You might think it’s sacrilege that Hampstead Heath didn’t make my list of the best views in London, but it’s just so far away that the view isn’t as good as others (in my opinion!). What Hampstead Head does have is beautiful green space in northern London, and beautiful autumn colors during that season. It’s a bit of a journey to visit this area and well outside the Central London most visitors typically tread, but if you’re set on seeing all the leaves possible, it’s a must-see.
5. Holland Park
If you’ve never heard of Holland Park, you’re forgiven – it’s easy to overlook for neighboring Hyde Park and Kensington Gardens. But, it’s worth a stop for some leaf-peeping because it’s also home to the Kyoto Garden. This beautiful Japanese Garden is home to other tree species that add variety to the colorful palette you’ll see elsewhere in London.
Kensington is a big place – but there’s a reason this West London neighborhood makes the list: it’s home to some of the best “urban” leaf-viewing in London. In addition to, ya know, palaces, Kensington is also home to historic homes and many of the city’s most picturesque mews. These old buildings are occasionally host to ivy that transforms from emerald green to ruby red in the fall. It’s another photo-worthy spot to explore.
7. Kew Gardens
Far outside Central London, Kew Gardens is worth the journey – after all, a garden is as likely a place as anywhere to see autumn colors in London! In fact Kew Gardens is one of the best places, with miles of trails, countless species of trees and flowers that all adjust to the changing season, and the Victorian greenhouses that are beautiful and fascinating in any season.
Like Kensington, Mayfair is another neighborhood worth strolling through if you want to see changing leaves. Bordering Hyde Park and Green Park on two sides, it’s no surprise that this posh area has plenty of tree-lined streets that change colors in the autumn. There are also mews to explore, and Grosvenor Square is picturesque in a stately way – which makes sense as it’s bordered by embassies on several sides.
9. Regent’s Park
It should come as no surprise that the park named to remind us of the monarchy is royally famous for autumn colors in London. (See what I did there?!) Regent’s Park is one of my favorite green spaces in London since it has some hills, waterways, and is home to the Zoo; in the fall you can stroll the trails as leaves fall for a truly autumnal moment.

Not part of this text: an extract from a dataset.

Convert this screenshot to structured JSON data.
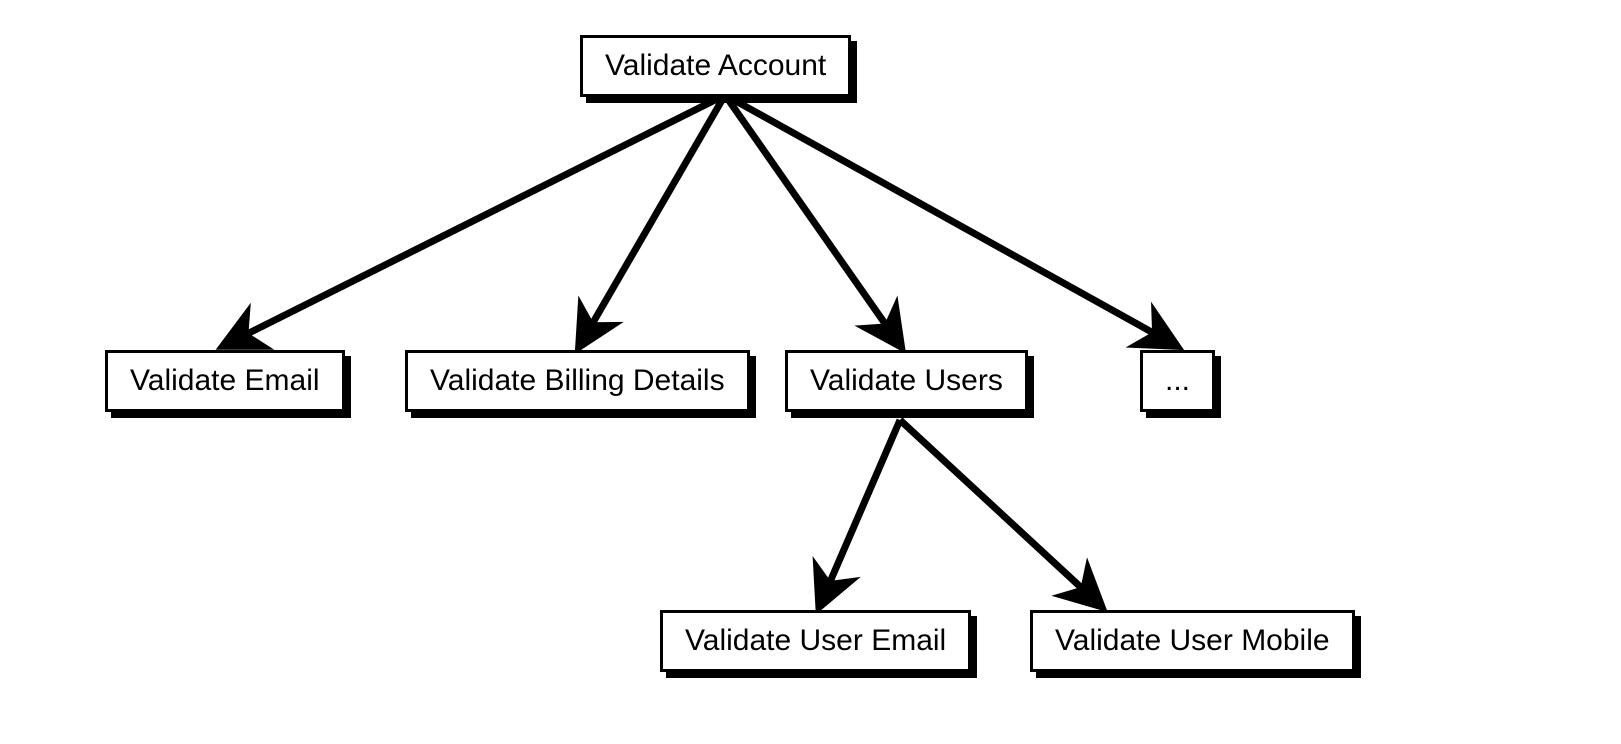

Level it up by renting a boat to explore by water like you’re in a movie moment.
10. Richmond Park
I made the journey to Richmond Park once while living in London – in fact it was during the autumn! Like Hampstead Heath, you’ll need to plan at least a half-day to visit Richmond Park due to the distance from Central London. But if you want to feel like you’ve escaped the city without traveling completely away, it’s the place to do it. In the autumn, trees turn shades of orange and russet, and the scene is made complete by elk that wander the park freely. (Yes, they really are there – I saw them!)
Southwark is a large London borough, so you might wonder exactly which parts have the best leaf-peeping opportunities. Without recommending places that require too much travel, I’d suggest the Queen’s Walk along the south bank of the Thames, as well as Southwark Park if you want to visit yet another fantastic London park. (There really are tons!)
12. St James’ Park
In the heart of it all, St. James’s Park is an easy spot to see autumn colors in London that you’ll probably pass through on your itinerary anyway. Whether you’re crossing from Buckingham Palace to Downing Street or strolling along the Mall toward Trafalgar Square, it’s easy to find a peaceful path lined by trees with changing leaves. This particular view above is one of my favorites – it’s looking at the Park Bridge along St. James’s Park Lake toward the Horse Guards Parade.
Finally, one more general area worth mentioning for fall colors in London is Westminster. The administrative heart of the city, many of the beautiful buildings sit on tree-lined streets that change during the autumn season. In particular, I love the area around Westminster Palace and neighboring Victoria Tower Gardens.
If you’re planning to visit London in the autumn and want to see the leaves changing colors, now you know where to go! Let me know any questions in the comments.